Her dad was in the the same regiment (although other battalion) my grandfather served in. It was the 540th Engineer Combat Regiment.


I just wanted to make sure since they weren’t [i]directly[/i] related to the article. Thanks.

[The website is great if you are looking for info on WWII engineers, by the way!!]


Some more interesting information on this story and Robert Rumsby: “National Guard Soldier Charged and Banned From National Archives Over Taking of WWII Dog Tags” *In 2009, Rumsby was an Army Second Lieutenant. He later resigned his Commission to enlist in hopes of one day serving as a Guard at the Tomb of the Unknown Soldier. *He and his wife have been banned temporarily from the Archives. She has not been charged with a crime but is listed in the affidavit for being with him on the day that he stole the dog tag of her relative. * He posted a photo online of a Shadow Box honoring the service of Airman Theodore Ream that was on display in the home of his wife’s grandmother (Picture is in the article). The Shadow Box featured a dog tag that he took from the National Archives. The photo helped lead investigators with the National Archives to Rumsby and four missing World War II Dog Tags. Ream’s Dog Tag was later returned to the Archives. * Another Dog Tag given to the nephews of James McKee by Rumsby was also returned to the Archives. One of the nephews spent 23 years in the Marines and the Marine Corps Reserve and had his Uncle’s tag on display in a special room of his South Carolina home. *All of the Dog Tags that Rumsby took were collected from Germany at the end of the war as part of the records of Luftgaukommando, the regional German Air Force command that prepared reports on Allied aircraft and aircrews shot down or that crashed. * Rumsby said he still believes it is a family’s right to take ownership of a servicemember’s dog tags once remains have been identified and is now looking for legal means to return the stolen tags to the families. Part of his argument stems from the Defense POW/MIA Accounting Agency’s policy to return any items found with remains as they are located and identified. *Rumsby original trial date of this past Wednesday, 13 August 2019, has been postponed until 30 October 2019:… Read more »




Good Idea Fairy

Speaks for itself.

Dennis - not chevy

The pathway to hell is paved with good intentions. If the Sergeant was thinking, “Hey these are personal, meaningful, and should be returned to the nearest of kin” fine; but, he should have gone through the system.

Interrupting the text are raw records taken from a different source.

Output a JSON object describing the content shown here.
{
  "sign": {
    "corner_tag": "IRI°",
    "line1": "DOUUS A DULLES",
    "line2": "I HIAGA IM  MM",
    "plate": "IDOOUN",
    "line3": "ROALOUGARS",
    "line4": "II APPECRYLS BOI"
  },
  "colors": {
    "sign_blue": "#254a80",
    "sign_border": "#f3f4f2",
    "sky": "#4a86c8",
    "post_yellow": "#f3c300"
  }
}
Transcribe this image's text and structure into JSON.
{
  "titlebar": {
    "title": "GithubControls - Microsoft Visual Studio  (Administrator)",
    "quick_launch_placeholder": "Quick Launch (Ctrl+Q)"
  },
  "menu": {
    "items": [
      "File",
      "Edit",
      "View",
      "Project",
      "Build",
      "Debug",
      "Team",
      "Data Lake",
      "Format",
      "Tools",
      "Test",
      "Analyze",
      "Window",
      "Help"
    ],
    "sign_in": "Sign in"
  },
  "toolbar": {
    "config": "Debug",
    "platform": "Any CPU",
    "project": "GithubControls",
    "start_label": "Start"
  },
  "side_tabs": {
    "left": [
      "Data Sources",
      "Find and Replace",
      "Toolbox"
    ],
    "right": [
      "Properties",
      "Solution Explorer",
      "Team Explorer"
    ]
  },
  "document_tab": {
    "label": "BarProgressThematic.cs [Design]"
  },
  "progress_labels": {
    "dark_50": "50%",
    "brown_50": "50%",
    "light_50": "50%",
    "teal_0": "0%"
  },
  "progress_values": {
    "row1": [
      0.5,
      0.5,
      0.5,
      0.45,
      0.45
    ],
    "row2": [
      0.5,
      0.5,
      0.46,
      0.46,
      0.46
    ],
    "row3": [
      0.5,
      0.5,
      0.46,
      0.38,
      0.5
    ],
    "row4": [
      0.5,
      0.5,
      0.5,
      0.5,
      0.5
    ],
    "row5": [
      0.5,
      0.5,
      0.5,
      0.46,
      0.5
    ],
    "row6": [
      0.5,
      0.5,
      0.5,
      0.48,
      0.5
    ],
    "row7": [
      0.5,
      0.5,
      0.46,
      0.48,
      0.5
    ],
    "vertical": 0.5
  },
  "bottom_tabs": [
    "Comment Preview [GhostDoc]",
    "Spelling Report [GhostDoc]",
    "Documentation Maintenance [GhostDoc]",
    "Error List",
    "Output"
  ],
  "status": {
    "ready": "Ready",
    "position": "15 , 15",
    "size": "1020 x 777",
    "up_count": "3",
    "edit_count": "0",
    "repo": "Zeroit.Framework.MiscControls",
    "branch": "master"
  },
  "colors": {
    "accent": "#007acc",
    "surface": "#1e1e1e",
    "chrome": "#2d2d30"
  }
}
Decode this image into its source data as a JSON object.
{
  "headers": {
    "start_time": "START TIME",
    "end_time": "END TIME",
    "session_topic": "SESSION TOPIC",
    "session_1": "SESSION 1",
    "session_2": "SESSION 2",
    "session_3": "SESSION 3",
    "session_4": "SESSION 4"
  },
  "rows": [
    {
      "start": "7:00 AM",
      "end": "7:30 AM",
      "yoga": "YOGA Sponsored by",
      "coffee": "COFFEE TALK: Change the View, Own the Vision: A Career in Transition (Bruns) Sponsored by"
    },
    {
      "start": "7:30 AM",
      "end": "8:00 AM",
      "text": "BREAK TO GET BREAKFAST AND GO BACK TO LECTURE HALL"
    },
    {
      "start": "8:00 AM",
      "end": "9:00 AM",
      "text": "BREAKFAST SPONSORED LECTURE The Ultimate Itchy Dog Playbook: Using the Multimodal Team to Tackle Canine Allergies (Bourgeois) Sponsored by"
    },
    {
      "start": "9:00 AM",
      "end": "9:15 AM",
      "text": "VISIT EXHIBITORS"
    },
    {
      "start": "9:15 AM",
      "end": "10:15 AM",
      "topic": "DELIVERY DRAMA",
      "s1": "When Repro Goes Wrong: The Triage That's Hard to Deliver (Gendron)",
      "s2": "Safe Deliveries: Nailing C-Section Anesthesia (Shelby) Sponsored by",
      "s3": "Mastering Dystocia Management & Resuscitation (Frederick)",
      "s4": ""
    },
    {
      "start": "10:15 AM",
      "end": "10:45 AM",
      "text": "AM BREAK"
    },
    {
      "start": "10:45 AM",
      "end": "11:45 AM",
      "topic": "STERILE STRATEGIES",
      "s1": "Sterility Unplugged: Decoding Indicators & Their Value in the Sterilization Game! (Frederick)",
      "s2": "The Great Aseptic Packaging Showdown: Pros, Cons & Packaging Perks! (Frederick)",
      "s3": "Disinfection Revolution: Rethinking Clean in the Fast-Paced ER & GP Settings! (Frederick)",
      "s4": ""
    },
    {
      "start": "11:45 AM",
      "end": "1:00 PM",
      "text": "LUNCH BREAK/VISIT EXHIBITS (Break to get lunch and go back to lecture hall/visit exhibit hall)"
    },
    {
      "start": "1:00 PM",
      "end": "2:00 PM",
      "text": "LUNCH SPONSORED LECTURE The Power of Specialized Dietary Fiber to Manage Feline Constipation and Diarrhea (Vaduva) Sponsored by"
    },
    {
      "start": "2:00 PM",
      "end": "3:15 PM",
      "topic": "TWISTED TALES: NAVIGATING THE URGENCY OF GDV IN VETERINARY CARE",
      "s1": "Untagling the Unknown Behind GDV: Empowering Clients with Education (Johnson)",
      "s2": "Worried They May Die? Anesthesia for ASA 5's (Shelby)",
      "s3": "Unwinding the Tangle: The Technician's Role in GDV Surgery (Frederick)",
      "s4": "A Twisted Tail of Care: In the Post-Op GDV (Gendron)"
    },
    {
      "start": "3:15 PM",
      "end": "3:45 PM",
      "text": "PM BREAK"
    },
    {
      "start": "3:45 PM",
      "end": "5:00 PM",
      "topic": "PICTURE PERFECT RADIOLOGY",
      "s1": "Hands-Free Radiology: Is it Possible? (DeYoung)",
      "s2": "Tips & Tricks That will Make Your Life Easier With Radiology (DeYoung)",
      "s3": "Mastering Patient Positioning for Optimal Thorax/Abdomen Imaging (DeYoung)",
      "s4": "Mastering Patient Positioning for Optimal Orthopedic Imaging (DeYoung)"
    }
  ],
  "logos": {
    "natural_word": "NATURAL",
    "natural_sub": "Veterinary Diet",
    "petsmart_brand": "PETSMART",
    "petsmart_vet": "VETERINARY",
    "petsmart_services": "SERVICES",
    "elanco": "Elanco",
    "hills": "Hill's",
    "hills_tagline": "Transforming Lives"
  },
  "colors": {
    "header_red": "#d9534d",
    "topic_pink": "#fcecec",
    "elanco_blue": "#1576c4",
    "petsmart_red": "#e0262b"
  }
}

Had the system turned him down, he could have made a federal case of it. Now he’s the federal case.


Literally stealing valor.

Would the archives not give them to NOK if they asked? I feel like they should have been returned to family 70 years ago.


Dumbass had a very honorable idea executed in an in incredibly stupid and illegal manner. May I be the first in line to slap the stupid out of him?

5th/77th FA

Line forms here ‘D. You KNOW how that whole first thing appeal works with the TAH Wide World of Sports HQs. Bring Coldbeer from the Catinna, I’ve got nachos and cheese dip.

Homeboy is eat up with teh stoopid.

Comm Center Rat

“Rumsby later resigned his commission to enlist in hopes of one day serving as a guard at the Tomb of the Unknown Soldier in Arlington National Cemetery in Virginia.”

Here’s hoping The Old Guard remains vigilant and never lets this thief dishonor the tomb sentinels.


Lima Beans, they changed the ID on the dog tags again. It no longer lists your SS# but your DOD id number on your CAC Card


As long as they get the blood type correct I’m good.

Club Manager

You would think some high paid bureaucrat would have a BFO (i.e., blinding flash of the obvious) and have this guy form an association of volunteers to return the dog tags to families rather than store them at tax payer expense forever.


“They were serving Stupid Soup, and you went and ate the whole pot!”


Didn’t we learn just a few years ago that it’s OK to stick classified information in your socks and walk out with it, so why is returning property to families a big deal???

(Really? Someone out there needs for that to be ID’d as sarc? OK. Here ya go.)